-- Instructions for the task --
The answer consists solely of the data below, reproduced exactly.

Source material START

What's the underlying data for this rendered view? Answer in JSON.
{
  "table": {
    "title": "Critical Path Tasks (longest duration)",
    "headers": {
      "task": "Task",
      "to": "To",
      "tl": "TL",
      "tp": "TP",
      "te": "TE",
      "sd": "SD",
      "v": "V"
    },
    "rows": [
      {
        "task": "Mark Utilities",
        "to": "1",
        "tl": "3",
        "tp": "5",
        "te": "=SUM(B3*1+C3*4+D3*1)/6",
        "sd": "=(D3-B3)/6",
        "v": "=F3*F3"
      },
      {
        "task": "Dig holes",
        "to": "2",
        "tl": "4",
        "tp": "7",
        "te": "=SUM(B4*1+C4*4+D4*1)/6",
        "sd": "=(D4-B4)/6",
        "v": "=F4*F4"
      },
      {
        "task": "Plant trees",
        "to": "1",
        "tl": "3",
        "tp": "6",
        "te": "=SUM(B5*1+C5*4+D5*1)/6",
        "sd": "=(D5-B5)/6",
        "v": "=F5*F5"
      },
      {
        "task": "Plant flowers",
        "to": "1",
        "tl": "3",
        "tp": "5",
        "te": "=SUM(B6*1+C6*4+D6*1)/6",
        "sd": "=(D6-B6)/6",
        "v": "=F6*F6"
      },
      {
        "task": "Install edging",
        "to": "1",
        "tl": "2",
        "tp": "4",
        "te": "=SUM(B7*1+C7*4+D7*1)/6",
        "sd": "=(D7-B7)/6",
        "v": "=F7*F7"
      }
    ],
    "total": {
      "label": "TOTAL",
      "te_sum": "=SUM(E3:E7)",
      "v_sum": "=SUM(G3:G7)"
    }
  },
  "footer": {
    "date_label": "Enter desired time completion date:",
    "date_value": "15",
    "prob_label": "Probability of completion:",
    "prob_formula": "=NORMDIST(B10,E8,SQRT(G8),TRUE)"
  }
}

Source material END

-- Task solution --
What's the underlying data for this rendered view? Answer in JSON.
{
  "table": {
    "title": "Critical Path Tasks (longest duration)",
    "headers": {
      "task": "Task",
      "to": "To",
      "tl": "TL",
      "tp": "TP",
      "te": "TE",
      "sd": "SD",
      "v": "V"
    },
    "rows": [
      {
        "task": "Mark Utilities",
        "to": "1",
        "tl": "3",
        "tp": "5",
        "te": "=SUM(B3*1+C3*4+D3*1)/6",
        "sd": "=(D3-B3)/6",
        "v": "=F3*F3"
      },
      {
        "task": "Dig holes",
        "to": "2",
        "tl": "4",
        "tp": "7",
        "te": "=SUM(B4*1+C4*4+D4*1)/6",
        "sd": "=(D4-B4)/6",
        "v": "=F4*F4"
      },
      {
        "task": "Plant trees",
        "to": "1",
        "tl": "3",
        "tp": "6",
        "te": "=SUM(B5*1+C5*4+D5*1)/6",
        "sd": "=(D5-B5)/6",
        "v": "=F5*F5"
      },
      {
        "task": "Plant flowers",
        "to": "1",
        "tl": "3",
        "tp": "5",
        "te": "=SUM(B6*1+C6*4+D6*1)/6",
        "sd": "=(D6-B6)/6",
        "v": "=F6*F6"
      },
      {
        "task": "Install edging",
        "to": "1",
        "tl": "2",
        "tp": "4",
        "te": "=SUM(B7*1+C7*4+D7*1)/6",
        "sd": "=(D7-B7)/6",
        "v": "=F7*F7"
      }
    ],
    "total": {
      "label": "TOTAL",
      "te_sum": "=SUM(E3:E7)",
      "v_sum": "=SUM(G3:G7)"
    }
  },
  "footer": {
    "date_label": "Enter desired time completion date:",
    "date_value": "15",
    "prob_label": "Probability of completion:",
    "prob_formula": "=NORMDIST(B10,E8,SQRT(G8),TRUE)"
  }
}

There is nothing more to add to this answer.